Last week, a tweet went viral because it was sent from a smart fridge. A Teenage girl named Dorothy has tweeted from a kitchen appliance after her Mom confiscated all her devices.
Dorothy tweeted her “goodbye” message from her Nintendo 3DS, then over the next few days, she tweeted many times and claimed she had found other devices with access to Twitter, which is her Nintendo Wii. But her mother continued to confiscate all the devices that allow her to tweet.
She then had the idea to tweet through voice dictation from her “LG Smart Refrigerator.”
She wrote, “I do not know if this is going to tweet. I am talking to my fridge what the heck my Mom confiscated all of my electronics again.”1
The source text on the tweet read “LG Smart Refrigerator.” And this was the reason the tweet soon went viral. Twitter users started using the hashtag #FreeDorothy. Both Twitter and LG tweeted their support, using the same hashtag.
The Guardian, CBS News, and New York magazine all contacted the girl to understand the full story, many channels and media reported that. The story got colossal attention and media coverage.
The Truth Behind the Viral Tweet
But this whole story started to be doubted when BuzzFeed News found out that LG fridges do not have a Twitter app, which was confirmed by A spokesperson for LG. He stated that none of their smart refrigerators has a Twitter app installed. Still, some models have social media capabilities, and you access Twitter via the web browser on select LG smart refrigerator models.
And this made BuzzFeed doubt more because if you’re using a web browser, any tweets would state you posted from the web. And suggested that the tweet source label “LG Smart Refrigerator” label was likely invented. They even demonstrated that it’s possible to label a tweet’s “source” as whatever you want.
Dorothy stopped answering BuzzFeed and called them rude for suspecting her of lying.

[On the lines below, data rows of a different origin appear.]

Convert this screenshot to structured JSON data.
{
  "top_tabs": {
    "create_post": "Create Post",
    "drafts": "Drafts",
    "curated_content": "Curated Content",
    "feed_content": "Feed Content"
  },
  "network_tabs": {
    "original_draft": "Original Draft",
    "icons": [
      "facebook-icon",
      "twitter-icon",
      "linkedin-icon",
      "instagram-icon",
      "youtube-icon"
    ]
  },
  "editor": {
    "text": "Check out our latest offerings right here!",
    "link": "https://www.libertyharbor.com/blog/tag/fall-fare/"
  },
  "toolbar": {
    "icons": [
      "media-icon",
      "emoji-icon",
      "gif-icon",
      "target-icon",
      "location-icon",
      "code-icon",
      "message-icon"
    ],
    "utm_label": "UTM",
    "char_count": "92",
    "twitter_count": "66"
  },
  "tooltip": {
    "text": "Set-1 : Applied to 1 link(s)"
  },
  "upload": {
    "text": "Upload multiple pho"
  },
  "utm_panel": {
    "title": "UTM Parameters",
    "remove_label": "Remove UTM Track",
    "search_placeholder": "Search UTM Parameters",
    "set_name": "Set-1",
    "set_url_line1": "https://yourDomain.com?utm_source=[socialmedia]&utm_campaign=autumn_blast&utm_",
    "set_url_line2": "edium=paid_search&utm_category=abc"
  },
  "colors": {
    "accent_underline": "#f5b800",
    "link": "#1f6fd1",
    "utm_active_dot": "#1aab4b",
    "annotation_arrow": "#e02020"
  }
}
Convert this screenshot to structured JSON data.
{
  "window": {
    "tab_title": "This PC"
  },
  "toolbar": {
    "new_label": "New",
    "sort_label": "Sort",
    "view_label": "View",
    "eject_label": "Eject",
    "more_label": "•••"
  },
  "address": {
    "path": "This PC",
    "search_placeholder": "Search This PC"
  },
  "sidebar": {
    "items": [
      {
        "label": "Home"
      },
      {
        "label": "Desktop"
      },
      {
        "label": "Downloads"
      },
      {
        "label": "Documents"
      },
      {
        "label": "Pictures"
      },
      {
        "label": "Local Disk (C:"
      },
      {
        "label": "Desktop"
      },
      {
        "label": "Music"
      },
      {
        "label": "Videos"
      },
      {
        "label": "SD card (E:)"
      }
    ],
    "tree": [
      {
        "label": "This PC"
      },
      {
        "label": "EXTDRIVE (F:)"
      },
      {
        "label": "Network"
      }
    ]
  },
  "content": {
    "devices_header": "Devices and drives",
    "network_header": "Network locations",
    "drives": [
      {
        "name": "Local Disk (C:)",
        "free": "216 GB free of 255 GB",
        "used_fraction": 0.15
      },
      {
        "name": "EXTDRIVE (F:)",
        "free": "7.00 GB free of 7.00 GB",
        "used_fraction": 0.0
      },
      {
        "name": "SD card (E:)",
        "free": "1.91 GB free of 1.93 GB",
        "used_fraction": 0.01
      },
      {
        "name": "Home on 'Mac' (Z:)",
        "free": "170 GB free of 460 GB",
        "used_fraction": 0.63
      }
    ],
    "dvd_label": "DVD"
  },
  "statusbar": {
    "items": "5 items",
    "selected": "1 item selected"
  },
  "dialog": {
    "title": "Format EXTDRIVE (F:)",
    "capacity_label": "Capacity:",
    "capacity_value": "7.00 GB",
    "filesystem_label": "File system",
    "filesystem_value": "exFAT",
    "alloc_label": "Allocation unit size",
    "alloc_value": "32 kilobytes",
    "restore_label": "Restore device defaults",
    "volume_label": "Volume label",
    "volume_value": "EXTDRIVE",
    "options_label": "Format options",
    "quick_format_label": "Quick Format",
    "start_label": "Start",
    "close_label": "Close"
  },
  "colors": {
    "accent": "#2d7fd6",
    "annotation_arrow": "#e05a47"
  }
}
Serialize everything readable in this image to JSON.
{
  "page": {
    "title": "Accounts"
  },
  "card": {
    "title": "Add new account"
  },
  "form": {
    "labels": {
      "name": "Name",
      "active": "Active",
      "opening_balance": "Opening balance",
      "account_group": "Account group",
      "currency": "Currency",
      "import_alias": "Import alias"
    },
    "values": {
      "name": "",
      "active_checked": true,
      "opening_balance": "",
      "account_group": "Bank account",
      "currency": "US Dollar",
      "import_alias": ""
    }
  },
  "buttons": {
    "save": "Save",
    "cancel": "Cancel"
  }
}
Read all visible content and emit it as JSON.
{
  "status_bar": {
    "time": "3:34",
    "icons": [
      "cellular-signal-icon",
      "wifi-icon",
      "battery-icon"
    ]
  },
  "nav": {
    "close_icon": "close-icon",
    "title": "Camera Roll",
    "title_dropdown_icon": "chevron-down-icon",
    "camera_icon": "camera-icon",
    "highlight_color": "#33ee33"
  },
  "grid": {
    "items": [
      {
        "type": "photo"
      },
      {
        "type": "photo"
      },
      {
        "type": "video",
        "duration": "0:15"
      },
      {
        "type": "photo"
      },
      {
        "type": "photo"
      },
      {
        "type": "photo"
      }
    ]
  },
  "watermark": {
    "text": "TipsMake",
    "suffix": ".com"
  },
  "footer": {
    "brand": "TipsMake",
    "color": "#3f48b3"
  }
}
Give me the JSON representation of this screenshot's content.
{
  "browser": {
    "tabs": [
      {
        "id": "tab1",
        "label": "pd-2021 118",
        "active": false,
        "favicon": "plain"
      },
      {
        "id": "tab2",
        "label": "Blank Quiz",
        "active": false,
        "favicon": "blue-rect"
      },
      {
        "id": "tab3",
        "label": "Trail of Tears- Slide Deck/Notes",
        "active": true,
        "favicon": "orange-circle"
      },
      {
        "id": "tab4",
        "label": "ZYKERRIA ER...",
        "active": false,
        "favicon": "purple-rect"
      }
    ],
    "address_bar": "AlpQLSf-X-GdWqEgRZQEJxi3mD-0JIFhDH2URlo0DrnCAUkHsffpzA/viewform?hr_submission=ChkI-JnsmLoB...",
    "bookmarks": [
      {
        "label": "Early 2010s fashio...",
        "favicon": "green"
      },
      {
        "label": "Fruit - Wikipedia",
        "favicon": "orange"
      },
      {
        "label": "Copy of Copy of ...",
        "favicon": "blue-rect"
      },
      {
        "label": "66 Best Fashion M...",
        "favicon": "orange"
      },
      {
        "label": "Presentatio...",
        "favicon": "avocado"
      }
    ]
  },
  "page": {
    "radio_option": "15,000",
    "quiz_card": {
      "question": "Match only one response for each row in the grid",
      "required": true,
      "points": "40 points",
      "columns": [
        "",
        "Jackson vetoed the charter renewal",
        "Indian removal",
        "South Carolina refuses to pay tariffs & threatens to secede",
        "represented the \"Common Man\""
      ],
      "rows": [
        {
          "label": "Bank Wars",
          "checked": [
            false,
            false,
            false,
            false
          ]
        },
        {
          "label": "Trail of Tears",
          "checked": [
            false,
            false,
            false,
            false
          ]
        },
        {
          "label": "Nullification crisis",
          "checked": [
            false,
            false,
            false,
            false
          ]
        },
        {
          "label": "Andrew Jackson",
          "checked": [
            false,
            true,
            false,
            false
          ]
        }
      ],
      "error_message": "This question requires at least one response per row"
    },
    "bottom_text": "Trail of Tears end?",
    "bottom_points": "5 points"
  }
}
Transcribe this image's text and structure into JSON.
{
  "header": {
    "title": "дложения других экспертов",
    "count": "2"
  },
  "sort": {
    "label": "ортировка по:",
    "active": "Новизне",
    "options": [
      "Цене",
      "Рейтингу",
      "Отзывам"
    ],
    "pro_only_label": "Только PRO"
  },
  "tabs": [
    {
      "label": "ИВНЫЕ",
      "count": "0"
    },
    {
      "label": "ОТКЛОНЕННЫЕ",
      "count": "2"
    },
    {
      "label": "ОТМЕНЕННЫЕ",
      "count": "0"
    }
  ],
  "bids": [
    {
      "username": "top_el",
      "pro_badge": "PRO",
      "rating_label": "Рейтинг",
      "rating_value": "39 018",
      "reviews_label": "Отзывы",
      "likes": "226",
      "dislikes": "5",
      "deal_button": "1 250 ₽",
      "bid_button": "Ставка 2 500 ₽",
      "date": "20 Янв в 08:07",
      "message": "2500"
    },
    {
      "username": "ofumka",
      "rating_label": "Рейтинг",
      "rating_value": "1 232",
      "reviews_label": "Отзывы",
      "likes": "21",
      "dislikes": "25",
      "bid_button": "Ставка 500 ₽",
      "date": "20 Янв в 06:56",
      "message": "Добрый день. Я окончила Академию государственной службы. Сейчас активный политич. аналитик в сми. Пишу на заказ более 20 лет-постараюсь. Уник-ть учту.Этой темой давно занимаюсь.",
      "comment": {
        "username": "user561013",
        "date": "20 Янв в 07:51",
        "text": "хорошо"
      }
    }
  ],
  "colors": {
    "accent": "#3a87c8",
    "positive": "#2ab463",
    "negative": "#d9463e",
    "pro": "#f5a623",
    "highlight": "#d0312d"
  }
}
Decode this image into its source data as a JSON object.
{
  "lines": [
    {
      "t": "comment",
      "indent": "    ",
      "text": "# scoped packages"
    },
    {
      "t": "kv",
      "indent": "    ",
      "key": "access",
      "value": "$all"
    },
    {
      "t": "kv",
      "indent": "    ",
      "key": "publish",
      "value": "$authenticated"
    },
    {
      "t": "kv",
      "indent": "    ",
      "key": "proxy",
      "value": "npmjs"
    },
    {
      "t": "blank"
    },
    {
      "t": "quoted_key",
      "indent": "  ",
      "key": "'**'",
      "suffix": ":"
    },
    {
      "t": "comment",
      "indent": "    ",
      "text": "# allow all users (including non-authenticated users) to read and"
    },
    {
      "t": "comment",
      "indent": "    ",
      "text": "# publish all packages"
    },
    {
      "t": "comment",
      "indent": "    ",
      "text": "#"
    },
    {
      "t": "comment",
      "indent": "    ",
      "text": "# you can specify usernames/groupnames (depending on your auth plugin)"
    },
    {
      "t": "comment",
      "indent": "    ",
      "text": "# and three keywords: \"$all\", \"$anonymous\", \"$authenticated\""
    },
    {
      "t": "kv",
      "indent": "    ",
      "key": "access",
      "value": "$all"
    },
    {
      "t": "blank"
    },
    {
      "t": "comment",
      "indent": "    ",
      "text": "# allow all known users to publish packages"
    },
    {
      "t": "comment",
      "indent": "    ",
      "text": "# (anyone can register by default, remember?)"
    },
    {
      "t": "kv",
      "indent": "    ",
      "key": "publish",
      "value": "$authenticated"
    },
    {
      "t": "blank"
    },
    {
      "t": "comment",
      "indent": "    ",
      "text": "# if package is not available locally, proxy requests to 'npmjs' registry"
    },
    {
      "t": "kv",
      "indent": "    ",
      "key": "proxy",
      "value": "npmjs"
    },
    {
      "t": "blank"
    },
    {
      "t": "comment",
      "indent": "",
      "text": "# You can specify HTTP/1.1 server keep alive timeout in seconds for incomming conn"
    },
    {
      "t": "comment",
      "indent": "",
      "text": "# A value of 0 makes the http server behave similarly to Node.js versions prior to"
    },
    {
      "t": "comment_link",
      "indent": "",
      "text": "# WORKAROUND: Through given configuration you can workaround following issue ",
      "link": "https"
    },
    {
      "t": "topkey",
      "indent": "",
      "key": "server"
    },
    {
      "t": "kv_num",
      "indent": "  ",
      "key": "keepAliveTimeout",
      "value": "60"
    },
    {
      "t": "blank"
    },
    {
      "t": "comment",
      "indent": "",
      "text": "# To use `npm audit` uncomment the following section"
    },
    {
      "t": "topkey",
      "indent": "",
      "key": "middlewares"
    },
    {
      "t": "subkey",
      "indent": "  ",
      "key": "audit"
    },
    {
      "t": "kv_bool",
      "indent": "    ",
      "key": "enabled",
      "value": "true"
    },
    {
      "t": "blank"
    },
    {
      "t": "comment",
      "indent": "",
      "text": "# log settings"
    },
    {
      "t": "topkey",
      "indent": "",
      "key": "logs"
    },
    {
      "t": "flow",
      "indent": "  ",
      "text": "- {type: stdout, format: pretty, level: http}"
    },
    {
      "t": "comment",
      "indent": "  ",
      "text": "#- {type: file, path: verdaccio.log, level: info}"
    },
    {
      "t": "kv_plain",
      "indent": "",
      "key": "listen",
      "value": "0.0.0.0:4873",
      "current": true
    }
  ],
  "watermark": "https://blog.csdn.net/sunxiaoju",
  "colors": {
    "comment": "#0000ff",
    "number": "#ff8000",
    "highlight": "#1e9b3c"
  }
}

LG denied being involved with the tweets. They also denied any marketing ploy and claimed that they learned about Dorothy’s story in real-time with the rest of the world and joined in the fun by tweeting #FreeDorothy.
Was the tweet a clever tactic used by LG to raise awareness and drive more purchases of their smart fridges? Was it well done? Or they didn’t study the consequences? Tell us what do you think about Marketing Ploys.
Source: 1. https://www.theguardian.com/technology/2019/aug/13/teen-smart-fridge-twitter-grounded